Each line below with the word "title" needs to be copied.
§
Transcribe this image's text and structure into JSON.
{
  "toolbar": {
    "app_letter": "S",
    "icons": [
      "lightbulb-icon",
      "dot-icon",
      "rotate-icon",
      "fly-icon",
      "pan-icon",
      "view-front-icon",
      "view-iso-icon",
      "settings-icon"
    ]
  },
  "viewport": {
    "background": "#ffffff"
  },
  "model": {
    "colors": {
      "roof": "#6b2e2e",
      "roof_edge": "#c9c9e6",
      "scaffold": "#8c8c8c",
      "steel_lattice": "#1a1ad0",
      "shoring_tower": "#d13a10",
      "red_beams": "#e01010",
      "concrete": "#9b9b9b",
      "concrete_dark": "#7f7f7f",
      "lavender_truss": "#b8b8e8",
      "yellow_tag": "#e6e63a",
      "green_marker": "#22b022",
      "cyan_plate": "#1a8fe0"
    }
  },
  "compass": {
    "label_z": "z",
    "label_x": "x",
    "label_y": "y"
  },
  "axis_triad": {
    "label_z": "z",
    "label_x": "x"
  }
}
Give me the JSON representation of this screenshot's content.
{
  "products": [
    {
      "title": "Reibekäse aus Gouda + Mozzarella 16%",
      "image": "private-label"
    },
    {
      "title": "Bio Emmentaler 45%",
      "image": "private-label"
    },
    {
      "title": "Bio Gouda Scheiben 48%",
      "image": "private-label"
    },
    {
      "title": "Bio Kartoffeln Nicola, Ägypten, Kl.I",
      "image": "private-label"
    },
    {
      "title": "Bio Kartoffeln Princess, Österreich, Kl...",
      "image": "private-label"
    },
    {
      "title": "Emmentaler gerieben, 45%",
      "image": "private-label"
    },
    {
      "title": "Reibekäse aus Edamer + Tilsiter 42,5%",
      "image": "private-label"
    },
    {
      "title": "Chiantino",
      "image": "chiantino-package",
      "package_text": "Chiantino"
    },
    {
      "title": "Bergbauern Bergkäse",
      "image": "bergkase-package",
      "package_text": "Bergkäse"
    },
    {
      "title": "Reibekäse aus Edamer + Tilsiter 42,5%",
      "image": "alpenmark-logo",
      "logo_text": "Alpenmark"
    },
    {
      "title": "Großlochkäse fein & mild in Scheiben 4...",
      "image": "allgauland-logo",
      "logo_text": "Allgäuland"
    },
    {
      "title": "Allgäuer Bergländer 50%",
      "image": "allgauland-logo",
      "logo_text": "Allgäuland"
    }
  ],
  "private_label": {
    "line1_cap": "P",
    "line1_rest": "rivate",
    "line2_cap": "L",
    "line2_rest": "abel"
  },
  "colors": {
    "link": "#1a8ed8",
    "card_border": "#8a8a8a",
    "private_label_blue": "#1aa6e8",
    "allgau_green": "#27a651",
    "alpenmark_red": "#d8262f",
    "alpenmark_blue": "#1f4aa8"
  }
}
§
Response to the task:
      "title": "Reibekäse aus Gouda + Mozzarella 16%",
      "title": "Bio Emmentaler 45%",
      "title": "Bio Gouda Scheiben 48%",
      "title": "Bio Kartoffeln Nicola, Ägypten, Kl.I",
      "title": "Bio Kartoffeln Princess, Österreich, Kl...",
      "title": "Emmentaler gerieben, 45%",
      "title": "Reibekäse aus Edamer + Tilsiter 42,5%",
      "title": "Chiantino",
      "title": "Bergbauern Bergkäse",
      "title": "Reibekäse aus Edamer + Tilsiter 42,5%",
      "title": "Großlochkäse fein & mild in Scheiben 4...",
      "title": "Allgäuer Bergländer 50%",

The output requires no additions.